→ **What this task involves**: Extract the full set of records, then give each one again exactly.

→ **Listed entries**:

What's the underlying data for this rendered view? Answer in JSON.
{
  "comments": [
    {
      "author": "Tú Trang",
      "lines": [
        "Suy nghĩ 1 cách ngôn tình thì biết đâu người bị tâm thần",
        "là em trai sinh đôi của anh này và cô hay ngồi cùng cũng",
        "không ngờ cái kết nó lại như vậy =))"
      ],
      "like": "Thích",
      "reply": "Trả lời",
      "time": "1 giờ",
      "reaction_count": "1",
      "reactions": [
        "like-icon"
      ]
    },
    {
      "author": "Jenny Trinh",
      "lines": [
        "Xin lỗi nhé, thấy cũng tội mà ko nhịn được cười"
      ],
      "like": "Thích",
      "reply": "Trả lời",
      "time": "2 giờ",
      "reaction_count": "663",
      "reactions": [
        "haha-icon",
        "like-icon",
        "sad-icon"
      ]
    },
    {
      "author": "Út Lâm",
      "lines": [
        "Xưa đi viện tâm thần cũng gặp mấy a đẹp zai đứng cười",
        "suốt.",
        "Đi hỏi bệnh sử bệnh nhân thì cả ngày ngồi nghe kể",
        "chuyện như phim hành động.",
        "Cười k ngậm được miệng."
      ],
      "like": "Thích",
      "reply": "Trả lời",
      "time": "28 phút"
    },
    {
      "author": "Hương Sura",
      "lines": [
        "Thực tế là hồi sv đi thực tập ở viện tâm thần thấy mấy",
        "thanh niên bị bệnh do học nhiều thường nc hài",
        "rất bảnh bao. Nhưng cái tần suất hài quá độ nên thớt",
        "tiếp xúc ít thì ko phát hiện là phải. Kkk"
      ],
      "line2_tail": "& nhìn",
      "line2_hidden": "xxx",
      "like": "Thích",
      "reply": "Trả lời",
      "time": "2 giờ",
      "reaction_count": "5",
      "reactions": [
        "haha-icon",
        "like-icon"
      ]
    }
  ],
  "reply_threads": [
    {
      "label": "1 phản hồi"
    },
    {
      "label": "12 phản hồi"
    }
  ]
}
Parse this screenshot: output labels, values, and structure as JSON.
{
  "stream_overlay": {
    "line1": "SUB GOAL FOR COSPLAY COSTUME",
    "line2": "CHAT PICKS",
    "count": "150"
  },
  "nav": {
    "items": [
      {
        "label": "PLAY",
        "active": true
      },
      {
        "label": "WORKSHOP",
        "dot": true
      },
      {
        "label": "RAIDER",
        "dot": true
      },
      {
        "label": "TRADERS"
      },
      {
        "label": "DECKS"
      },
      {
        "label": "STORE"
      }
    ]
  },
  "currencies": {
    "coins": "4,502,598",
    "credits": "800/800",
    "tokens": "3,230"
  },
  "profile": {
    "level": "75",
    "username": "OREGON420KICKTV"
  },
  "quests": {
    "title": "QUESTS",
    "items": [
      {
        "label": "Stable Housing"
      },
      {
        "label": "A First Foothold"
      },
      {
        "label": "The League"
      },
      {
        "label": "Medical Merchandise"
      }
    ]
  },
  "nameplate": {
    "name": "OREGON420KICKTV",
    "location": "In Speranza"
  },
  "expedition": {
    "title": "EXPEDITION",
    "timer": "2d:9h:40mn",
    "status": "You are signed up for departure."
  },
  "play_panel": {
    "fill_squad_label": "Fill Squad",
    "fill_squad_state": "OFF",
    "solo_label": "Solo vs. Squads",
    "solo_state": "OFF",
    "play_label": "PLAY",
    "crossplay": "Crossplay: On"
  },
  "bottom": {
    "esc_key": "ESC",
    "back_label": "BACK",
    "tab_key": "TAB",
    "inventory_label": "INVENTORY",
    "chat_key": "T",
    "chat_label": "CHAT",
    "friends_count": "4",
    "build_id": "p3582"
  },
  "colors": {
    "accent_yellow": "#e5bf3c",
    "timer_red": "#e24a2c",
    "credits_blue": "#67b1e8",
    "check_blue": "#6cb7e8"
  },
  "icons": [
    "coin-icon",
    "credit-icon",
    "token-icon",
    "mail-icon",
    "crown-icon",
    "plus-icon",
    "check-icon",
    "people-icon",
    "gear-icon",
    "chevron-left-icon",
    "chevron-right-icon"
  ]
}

→ **Response**:
What's the underlying data for this rendered view? Answer in JSON.
{
  "comments": [
    {
      "author": "Tú Trang",
      "lines": [
        "Suy nghĩ 1 cách ngôn tình thì biết đâu người bị tâm thần",
        "là em trai sinh đôi của anh này và cô hay ngồi cùng cũng",
        "không ngờ cái kết nó lại như vậy =))"
      ],
      "like": "Thích",
      "reply": "Trả lời",
      "time": "1 giờ",
      "reaction_count": "1",
      "reactions": [
        "like-icon"
      ]
    },
    {
      "author": "Jenny Trinh",
      "lines": [
        "Xin lỗi nhé, thấy cũng tội mà ko nhịn được cười"
      ],
      "like": "Thích",
      "reply": "Trả lời",
      "time": "2 giờ",
      "reaction_count": "663",
      "reactions": [
        "haha-icon",
        "like-icon",
        "sad-icon"
      ]
    },
    {
      "author": "Út Lâm",
      "lines": [
        "Xưa đi viện tâm thần cũng gặp mấy a đẹp zai đứng cười",
        "suốt.",
        "Đi hỏi bệnh sử bệnh nhân thì cả ngày ngồi nghe kể",
        "chuyện như phim hành động.",
        "Cười k ngậm được miệng."
      ],
      "like": "Thích",
      "reply": "Trả lời",
      "time": "28 phút"
    },
    {
      "author": "Hương Sura",
      "lines": [
        "Thực tế là hồi sv đi thực tập ở viện tâm thần thấy mấy",
        "thanh niên bị bệnh do học nhiều thường nc hài",
        "rất bảnh bao. Nhưng cái tần suất hài quá độ nên thớt",
        "tiếp xúc ít thì ko phát hiện là phải. Kkk"
      ],
      "line2_tail": "& nhìn",
      "line2_hidden": "xxx",
      "like": "Thích",
      "reply": "Trả lời",
      "time": "2 giờ",
      "reaction_count": "5",
      "reactions": [
        "haha-icon",
        "like-icon"
      ]
    }
  ],
  "reply_threads": [
    {
      "label": "1 phản hồi"
    },
    {
      "label": "12 phản hồi"
    }
  ]
}
Parse this screenshot: output labels, values, and structure as JSON.
{
  "stream_overlay": {
    "line1": "SUB GOAL FOR COSPLAY COSTUME",
    "line2": "CHAT PICKS",
    "count": "150"
  },
  "nav": {
    "items": [
      {
        "label": "PLAY",
        "active": true
      },
      {
        "label": "WORKSHOP",
        "dot": true
      },
      {
        "label": "RAIDER",
        "dot": true
      },
      {
        "label": "TRADERS"
      },
      {
        "label": "DECKS"
      },
      {
        "label": "STORE"
      }
    ]
  },
  "currencies": {
    "coins": "4,502,598",
    "credits": "800/800",
    "tokens": "3,230"
  },
  "profile": {
    "level": "75",
    "username": "OREGON420KICKTV"
  },
  "quests": {
    "title": "QUESTS",
    "items": [
      {
        "label": "Stable Housing"
      },
      {
        "label": "A First Foothold"
      },
      {
        "label": "The League"
      },
      {
        "label": "Medical Merchandise"
      }
    ]
  },
  "nameplate": {
    "name": "OREGON420KICKTV",
    "location": "In Speranza"
  },
  "expedition": {
    "title": "EXPEDITION",
    "timer": "2d:9h:40mn",
    "status": "You are signed up for departure."
  },
  "play_panel": {
    "fill_squad_label": "Fill Squad",
    "fill_squad_state": "OFF",
    "solo_label": "Solo vs. Squads",
    "solo_state": "OFF",
    "play_label": "PLAY",
    "crossplay": "Crossplay: On"
  },
  "bottom": {
    "esc_key": "ESC",
    "back_label": "BACK",
    "tab_key": "TAB",
    "inventory_label": "INVENTORY",
    "chat_key": "T",
    "chat_label": "CHAT",
    "friends_count": "4",
    "build_id": "p3582"
  },
  "colors": {
    "accent_yellow": "#e5bf3c",
    "timer_red": "#e24a2c",
    "credits_blue": "#67b1e8",
    "check_blue": "#6cb7e8"
  },
  "icons": [
    "coin-icon",
    "credit-icon",
    "token-icon",
    "mail-icon",
    "crown-icon",
    "plus-icon",
    "check-icon",
    "people-icon",
    "gear-icon",
    "chevron-left-icon",
    "chevron-right-icon"
  ]
}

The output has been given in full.